Anyone who talks about the causes of climate change cannot avoid one central concept: the greenhouse effect. This effect owes its name to the comparison of the earth with a garden greenhouse. Put simply: just as glass keeps the heat in the greenhouse, the greenhouse gases in the atmosphere keep the heat on earth. Greenhouse gases include carbon dioxide (CO₂), methane and nitrous oxide. They hold back some of the sun’s rays reflected back from the earth and thus contribute to the warming of the planet.

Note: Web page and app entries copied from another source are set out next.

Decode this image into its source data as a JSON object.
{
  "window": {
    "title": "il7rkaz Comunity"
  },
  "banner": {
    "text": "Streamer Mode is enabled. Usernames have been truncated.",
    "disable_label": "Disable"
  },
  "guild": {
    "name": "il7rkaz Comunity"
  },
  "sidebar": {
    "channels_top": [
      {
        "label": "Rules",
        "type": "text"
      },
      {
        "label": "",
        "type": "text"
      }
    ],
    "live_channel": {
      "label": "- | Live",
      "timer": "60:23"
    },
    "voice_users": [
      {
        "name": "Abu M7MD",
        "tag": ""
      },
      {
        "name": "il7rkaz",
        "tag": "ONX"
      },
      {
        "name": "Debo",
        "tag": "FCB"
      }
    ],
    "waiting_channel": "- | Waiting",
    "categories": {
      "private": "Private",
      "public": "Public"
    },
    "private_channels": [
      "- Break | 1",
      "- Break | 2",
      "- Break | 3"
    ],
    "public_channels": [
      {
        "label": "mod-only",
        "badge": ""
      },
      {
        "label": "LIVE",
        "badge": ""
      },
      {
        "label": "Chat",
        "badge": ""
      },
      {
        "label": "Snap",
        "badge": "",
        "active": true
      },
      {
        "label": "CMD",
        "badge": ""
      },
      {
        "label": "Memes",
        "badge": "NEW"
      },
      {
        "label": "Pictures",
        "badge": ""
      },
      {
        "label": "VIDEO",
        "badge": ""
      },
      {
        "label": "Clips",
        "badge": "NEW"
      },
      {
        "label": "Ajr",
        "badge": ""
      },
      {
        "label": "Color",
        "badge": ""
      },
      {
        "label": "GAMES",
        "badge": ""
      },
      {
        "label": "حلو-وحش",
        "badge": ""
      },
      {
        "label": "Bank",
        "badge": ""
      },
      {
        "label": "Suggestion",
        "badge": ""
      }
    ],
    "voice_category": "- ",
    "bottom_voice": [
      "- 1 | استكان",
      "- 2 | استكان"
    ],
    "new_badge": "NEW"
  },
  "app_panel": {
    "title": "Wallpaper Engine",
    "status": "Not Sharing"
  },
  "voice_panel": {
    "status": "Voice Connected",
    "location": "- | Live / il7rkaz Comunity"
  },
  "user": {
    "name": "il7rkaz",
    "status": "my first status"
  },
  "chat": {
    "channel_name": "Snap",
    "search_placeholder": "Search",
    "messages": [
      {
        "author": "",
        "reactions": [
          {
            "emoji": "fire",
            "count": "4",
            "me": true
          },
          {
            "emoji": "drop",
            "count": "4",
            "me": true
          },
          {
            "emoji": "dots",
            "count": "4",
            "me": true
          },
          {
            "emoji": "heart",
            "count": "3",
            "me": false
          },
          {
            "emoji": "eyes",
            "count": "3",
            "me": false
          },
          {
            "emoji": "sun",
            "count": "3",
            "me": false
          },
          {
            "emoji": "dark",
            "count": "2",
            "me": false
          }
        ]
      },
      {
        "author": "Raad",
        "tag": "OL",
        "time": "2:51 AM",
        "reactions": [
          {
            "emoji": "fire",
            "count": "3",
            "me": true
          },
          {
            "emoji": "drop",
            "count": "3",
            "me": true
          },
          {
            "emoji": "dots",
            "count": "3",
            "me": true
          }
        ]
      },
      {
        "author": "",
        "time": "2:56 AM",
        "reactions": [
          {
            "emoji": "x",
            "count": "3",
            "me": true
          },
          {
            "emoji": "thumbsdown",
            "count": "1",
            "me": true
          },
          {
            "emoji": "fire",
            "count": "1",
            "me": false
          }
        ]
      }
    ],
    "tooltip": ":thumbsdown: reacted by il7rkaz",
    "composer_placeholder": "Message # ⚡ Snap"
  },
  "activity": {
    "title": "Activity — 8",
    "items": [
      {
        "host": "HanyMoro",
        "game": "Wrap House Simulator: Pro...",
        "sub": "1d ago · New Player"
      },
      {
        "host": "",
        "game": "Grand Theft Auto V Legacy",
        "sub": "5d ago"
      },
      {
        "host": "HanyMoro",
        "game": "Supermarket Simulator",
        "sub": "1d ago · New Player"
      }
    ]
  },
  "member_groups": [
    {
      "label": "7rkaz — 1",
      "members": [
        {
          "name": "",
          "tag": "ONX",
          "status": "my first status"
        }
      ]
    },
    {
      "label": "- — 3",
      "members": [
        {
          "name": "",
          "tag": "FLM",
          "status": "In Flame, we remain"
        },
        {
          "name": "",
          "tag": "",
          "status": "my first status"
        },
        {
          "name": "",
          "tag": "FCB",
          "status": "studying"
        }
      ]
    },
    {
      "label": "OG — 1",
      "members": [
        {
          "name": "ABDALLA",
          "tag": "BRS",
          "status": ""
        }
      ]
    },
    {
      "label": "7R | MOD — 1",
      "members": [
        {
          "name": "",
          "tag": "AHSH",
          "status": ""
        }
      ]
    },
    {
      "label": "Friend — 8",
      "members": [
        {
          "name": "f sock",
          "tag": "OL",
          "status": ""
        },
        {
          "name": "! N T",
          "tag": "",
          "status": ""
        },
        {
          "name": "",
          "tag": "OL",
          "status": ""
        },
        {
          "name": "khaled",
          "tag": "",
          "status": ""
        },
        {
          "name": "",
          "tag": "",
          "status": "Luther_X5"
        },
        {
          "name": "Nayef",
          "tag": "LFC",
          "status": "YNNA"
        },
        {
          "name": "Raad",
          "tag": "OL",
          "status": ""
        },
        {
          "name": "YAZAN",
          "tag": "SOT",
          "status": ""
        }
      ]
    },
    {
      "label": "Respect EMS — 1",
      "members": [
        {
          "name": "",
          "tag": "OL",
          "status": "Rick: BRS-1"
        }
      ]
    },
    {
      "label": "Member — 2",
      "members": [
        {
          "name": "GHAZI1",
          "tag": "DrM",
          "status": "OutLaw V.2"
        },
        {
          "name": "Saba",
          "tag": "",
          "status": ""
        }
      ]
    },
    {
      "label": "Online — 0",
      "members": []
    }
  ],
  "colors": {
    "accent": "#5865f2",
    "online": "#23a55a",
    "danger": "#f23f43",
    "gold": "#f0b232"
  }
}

Without the natural greenhouse effect, it would be freezing cold on earth – researchers estimate that the average temperature would be -18 degrees Celsius, today it is +15 degrees Celsius. The problem: In addition to the natural greenhouse effect, there is also the man-made greenhouse effect. The most important cause of this human-created effect is the burning of fossil fuels such as coal or oil, releasing large quantities of CO₂. The CO₂ content of the atmosphere is constantly reaching new highs – and consequently the greenhouse effect is intensifying accordingly. The concentration of other greenhouse gases such as methane and nitrous oxide has also increased significantly – mainly due to the expansion of agriculture.
As a result, the average global temperature has already risen by more than 1 degree Celsius since the beginning of industrialization. Well-known climate researchers agree that this increase is due to humans. “There can never be absolute certainty – but the probability that humans are responsible for global warming is extremely high, close to 100 percent,” said Prof. Mojib Latif from the GEOMAR Helmholtz Center for Ocean Research in Kiel, for example, in an interview.

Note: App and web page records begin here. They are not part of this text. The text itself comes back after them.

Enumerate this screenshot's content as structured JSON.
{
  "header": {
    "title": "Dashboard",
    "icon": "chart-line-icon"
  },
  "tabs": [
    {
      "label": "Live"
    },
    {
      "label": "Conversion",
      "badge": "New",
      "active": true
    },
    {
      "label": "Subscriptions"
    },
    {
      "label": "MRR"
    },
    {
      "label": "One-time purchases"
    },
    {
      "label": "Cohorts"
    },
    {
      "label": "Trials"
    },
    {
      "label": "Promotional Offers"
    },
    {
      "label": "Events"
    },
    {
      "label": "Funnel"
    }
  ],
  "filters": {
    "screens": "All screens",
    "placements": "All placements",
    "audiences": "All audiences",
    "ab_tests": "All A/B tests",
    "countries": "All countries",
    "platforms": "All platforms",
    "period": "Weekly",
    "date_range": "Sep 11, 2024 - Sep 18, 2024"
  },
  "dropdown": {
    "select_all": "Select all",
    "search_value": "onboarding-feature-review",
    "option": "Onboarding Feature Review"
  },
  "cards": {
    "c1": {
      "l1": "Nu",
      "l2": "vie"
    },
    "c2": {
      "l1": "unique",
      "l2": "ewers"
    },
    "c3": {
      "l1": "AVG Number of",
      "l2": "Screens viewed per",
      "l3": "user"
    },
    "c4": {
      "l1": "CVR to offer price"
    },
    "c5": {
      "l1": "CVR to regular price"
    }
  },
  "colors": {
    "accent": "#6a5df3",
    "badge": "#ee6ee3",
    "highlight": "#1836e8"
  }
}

Prof. Ottmar Edenhofer, Director of the Potsdam Institute for Climate Impact Research and member of the independent Volkswagen Sustainability Advisory Board, expressed similar views. He said: “Today it is one of the best scientifically proven findings that mankind bears a decisive responsibility for the rise in global mean temperatures and climate change through the burning of oil and gas and through deforestation.” The speed of change is unique in the history of mankind.
Statistics show, June 2019 was the world’s hottest month since temperature records began in 1880. In Europe, June was more than two degrees above average. And: since 1950, the global average temperature has already risen by 1.32 degrees Celsius. Since 1850 it has risen by as much as 1.53 degrees Celsius.